While Stirling engines are conceptually quitesimple, understanding how any particular enginedesign works is often quite difficult because thereare hundreds of different mechanical configurationsthat can achieve the Stirling cycle. Figure 1 shows aschematic of a transparent educationaldemonstration engine that runs on the top of a cupof hot coffee. This engine uses a piece of foamsimilar to what would be used as a filter for awindow air conditioning unit to "displace" the airbetween the hot side and the cold side. This foamdisplacer is carefully mounted so it does not touchthe walls of the cylinder. Figure 2 shows how thisparticular engine achieves the Stirling cycle. In thisengine, the air flows through and around thedisplacer from the hot side then back to the coldside, producing a power pulse during both the hotand cold portion of the cycle. Stirling engines canbe mechanically quite simple since they have novalves, and no sparkplugs. This can result inextremely high reliability as there are fewer parts tofail.It is worthwhile to compare Stirling engines to othermore familiar engines and note their similarities aswell as their differences. Stirling engines are a typeof heat engine. They turn heat into mechanicalwork and in this sense they perform the samefunction as other well known heat engines such asgasoline, diesel, and steam engines. Like steamengines, Stirling engines are external combustionengines, since the heat is supplied to the enginefrom a source outside the cylinder instead of beingsupplied by a fuel burning inside the cylinder.Because the heat in a Stirling engine comes fromoutside of the engine, Stirling engines can bedesigned that will run on any heat source from fossilfuel heat, to geo-thermal heat, to sunshine. Unlikesteam engines, Stirling engines do not use a boilerthat might explode if not carefully monitored.When operating on sunshine, or geo-thermal heat,Stirling engines obviously produce no pollution atall, but they can be exceedingly low emissionsengines even when burning gasoline, diesel, orhome heating oil. Unlike gasoline or diesel enginesthat have many thousands of start stop cycles of combustion each minute, burners in Stirling enginesburn fuel continuously. It's much easier to make acontinuous combustion engine burn very cleanlythan one that has to start and stop. An excellentdemonstration of this principle is to strike a match,let it burn for a few seconds, then blow it out. Mostof the smoke is produced during the starting andstopping phases of combustion.

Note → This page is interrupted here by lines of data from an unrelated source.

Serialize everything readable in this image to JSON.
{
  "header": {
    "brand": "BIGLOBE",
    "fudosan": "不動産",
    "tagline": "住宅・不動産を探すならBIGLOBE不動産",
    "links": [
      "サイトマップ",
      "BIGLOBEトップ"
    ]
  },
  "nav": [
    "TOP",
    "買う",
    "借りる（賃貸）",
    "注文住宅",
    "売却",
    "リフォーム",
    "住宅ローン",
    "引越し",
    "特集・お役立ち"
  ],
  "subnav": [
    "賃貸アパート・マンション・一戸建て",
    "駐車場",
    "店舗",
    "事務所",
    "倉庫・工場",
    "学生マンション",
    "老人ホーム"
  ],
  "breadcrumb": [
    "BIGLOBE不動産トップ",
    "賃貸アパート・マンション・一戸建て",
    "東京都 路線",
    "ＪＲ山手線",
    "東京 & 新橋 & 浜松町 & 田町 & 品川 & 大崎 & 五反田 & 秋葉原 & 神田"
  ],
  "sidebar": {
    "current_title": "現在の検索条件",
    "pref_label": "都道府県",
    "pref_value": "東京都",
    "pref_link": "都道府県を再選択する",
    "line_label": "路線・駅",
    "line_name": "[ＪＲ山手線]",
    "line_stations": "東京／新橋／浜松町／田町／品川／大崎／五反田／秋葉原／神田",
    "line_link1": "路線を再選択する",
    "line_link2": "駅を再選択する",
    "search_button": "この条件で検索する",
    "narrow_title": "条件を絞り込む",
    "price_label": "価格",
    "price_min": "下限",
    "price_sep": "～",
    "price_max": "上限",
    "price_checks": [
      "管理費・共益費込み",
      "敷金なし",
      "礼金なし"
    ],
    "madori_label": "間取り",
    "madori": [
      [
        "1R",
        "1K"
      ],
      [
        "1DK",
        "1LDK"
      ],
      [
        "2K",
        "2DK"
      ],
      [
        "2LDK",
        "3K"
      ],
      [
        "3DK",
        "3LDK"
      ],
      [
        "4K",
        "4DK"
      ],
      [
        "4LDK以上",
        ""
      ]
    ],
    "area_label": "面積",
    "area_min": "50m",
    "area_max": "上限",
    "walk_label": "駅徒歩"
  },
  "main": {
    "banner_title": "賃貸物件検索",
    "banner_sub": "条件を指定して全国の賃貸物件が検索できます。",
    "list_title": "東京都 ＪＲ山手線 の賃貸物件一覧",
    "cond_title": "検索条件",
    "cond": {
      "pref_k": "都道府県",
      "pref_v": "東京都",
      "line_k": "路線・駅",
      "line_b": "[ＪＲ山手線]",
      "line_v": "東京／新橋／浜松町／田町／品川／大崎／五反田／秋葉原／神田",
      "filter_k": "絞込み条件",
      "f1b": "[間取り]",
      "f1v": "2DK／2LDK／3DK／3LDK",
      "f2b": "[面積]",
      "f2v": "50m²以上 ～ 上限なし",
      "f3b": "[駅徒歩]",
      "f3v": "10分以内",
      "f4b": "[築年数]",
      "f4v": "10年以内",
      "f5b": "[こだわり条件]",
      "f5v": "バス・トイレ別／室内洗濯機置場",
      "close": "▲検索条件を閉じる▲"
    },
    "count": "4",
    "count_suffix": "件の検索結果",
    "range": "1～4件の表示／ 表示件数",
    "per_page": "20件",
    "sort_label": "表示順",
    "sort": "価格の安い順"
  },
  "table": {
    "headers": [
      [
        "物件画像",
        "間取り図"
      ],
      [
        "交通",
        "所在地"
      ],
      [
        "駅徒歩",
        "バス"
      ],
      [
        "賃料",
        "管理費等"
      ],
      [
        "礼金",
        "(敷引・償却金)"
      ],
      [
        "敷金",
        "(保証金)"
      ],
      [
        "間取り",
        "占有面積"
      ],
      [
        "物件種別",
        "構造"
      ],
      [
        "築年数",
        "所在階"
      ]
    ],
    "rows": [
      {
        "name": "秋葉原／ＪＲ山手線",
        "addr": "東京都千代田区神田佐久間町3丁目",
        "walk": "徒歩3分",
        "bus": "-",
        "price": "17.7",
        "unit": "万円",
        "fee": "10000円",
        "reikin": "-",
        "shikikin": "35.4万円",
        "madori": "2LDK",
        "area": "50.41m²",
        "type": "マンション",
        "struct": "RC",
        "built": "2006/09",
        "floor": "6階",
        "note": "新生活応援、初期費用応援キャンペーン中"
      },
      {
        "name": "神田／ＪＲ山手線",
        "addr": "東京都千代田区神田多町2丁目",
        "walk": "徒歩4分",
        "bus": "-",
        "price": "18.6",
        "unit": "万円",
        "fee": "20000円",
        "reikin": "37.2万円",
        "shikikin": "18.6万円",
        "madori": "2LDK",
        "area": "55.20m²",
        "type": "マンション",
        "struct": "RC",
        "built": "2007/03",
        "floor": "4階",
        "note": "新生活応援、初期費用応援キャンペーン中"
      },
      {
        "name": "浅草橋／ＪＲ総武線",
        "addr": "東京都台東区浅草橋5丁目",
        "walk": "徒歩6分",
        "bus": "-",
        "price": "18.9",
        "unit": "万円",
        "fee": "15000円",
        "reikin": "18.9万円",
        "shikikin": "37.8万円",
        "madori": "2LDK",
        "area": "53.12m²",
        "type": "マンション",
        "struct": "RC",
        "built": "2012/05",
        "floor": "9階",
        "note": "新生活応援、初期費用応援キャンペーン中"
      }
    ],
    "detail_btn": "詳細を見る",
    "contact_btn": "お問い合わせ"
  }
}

A Brief History
In the early days of the industrial revolution, steamengine explosions were a real problem. Metalfatigue was not well understood, and the steamengines of the day would often explode, killing andinjuring people nearby. In 1816 the ReverendRobert Stirling, a minister of the Church of Scotland, invented what he called "A New Type of Hot Air Engine with Economiser" as a safe andeconomical alternative to steam. His enginescouldn't explode, used less fuel, and put out morepower than the steam engines of the day.The engines designed by Robert Stirling and thosewho followed him were very innovative engines,but there was a problem with the material that wasused to build them. In a Stirling engine, the hotside of the engine heats up to the averagetemperature of the flame used to heat it and remainsat that temperature. There is no time for thecylinder head to cool off briefly between powerpulses. When Robert Stirling built his first engines,cast iron was the only readily available material,and when the hot side of a cast iron Stirling enginewas heated to almost red hot, it would oxidizefairly quickly. The result was that quite often a holewould burn through the hot side causing the engineto quit. In spite of the difficulties with materials,tens of thousands of Stirling engines were used topower water pumps, run small machines, and turnfans, from the time of their invention up until about1915.As electricity became more widely available in theearly 1900s, and as gasoline became readilyavailable as a fuel for automobiles, electric motors